* TASK TO CARRY OUT *
Search the data for the word "columns" and copy every line that contains it.

Records from a data collection
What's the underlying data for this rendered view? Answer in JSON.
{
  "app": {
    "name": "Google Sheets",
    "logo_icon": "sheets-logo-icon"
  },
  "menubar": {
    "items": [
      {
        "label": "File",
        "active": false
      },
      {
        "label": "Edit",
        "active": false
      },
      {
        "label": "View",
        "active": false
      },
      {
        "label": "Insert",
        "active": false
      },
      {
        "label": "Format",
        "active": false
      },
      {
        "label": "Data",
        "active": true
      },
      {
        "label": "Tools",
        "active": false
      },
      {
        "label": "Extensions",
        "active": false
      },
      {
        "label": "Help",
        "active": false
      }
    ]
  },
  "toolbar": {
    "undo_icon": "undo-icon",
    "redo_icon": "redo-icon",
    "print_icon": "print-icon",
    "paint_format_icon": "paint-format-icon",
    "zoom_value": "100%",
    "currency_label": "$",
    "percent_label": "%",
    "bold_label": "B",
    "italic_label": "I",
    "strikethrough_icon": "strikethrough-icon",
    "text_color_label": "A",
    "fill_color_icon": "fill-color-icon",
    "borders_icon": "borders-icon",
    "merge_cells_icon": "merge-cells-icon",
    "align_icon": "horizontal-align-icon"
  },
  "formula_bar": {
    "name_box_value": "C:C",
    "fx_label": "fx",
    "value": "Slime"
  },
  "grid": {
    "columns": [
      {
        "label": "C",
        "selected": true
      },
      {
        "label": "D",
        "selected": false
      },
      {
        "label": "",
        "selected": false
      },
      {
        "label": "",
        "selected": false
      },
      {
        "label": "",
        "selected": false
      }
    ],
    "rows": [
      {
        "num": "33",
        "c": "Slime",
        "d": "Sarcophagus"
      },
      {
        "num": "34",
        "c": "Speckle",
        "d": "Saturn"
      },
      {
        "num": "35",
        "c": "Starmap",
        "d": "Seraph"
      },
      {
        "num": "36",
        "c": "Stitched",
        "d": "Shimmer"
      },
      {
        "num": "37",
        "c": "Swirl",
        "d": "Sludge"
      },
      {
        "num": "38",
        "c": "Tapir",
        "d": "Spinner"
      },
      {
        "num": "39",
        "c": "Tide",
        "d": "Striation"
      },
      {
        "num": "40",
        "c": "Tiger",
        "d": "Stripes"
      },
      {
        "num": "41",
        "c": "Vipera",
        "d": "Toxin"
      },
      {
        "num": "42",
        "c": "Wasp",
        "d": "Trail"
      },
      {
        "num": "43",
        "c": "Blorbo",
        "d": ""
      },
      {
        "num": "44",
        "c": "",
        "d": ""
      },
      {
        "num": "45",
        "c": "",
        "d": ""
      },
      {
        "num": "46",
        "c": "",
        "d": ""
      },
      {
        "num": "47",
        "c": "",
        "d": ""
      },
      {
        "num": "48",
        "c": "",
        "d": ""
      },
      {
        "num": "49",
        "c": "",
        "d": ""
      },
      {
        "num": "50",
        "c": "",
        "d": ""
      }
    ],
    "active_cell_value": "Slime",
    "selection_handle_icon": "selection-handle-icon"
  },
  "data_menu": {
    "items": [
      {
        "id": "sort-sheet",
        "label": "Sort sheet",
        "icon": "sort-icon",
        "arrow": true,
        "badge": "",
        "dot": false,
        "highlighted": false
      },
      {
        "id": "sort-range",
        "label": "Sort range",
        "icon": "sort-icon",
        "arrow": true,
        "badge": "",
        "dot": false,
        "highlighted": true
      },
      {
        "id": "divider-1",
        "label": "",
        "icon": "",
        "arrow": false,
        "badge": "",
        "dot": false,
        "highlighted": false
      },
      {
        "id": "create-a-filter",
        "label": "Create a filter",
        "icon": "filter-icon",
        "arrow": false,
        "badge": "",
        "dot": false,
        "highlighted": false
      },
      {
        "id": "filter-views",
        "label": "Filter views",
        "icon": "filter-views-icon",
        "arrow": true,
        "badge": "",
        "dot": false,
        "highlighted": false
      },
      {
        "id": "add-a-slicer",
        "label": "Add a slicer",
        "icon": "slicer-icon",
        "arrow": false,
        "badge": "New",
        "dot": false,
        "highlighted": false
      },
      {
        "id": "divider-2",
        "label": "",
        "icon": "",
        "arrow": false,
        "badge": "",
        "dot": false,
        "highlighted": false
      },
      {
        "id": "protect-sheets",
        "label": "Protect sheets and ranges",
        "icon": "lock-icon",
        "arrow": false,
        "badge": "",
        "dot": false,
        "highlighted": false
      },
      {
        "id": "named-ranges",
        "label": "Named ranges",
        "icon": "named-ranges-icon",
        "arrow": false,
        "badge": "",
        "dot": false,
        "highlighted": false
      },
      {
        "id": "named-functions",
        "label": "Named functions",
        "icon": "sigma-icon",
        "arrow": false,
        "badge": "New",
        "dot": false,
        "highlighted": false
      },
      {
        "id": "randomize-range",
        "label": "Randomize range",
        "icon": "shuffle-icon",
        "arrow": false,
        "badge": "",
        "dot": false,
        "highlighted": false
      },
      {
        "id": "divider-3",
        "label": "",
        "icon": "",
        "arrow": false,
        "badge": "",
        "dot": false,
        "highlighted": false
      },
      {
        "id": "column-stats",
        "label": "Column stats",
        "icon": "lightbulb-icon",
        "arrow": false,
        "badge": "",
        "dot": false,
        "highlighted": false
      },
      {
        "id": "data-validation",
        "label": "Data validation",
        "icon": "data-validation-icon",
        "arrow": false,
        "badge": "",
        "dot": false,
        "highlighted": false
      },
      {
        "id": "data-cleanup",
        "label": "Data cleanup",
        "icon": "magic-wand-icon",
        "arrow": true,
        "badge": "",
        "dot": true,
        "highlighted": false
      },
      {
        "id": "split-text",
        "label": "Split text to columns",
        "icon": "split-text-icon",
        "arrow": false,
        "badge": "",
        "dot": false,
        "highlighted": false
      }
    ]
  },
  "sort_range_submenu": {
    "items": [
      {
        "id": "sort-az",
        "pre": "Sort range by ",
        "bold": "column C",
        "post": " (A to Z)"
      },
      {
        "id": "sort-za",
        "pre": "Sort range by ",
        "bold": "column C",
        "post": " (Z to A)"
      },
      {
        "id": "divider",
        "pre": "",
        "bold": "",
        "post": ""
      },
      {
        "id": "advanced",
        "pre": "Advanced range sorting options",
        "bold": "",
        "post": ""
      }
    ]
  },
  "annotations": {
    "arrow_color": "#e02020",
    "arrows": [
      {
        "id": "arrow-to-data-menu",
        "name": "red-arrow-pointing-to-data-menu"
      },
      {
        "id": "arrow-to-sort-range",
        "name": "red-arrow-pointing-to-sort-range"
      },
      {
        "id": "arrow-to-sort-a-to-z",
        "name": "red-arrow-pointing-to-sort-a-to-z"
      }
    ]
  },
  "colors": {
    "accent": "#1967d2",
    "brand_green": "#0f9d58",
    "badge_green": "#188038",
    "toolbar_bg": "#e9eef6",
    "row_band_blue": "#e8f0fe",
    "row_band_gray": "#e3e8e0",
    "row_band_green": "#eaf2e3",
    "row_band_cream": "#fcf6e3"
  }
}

* OUTPUT OF THE TASK *
    "columns": [
        "label": "Split text to columns",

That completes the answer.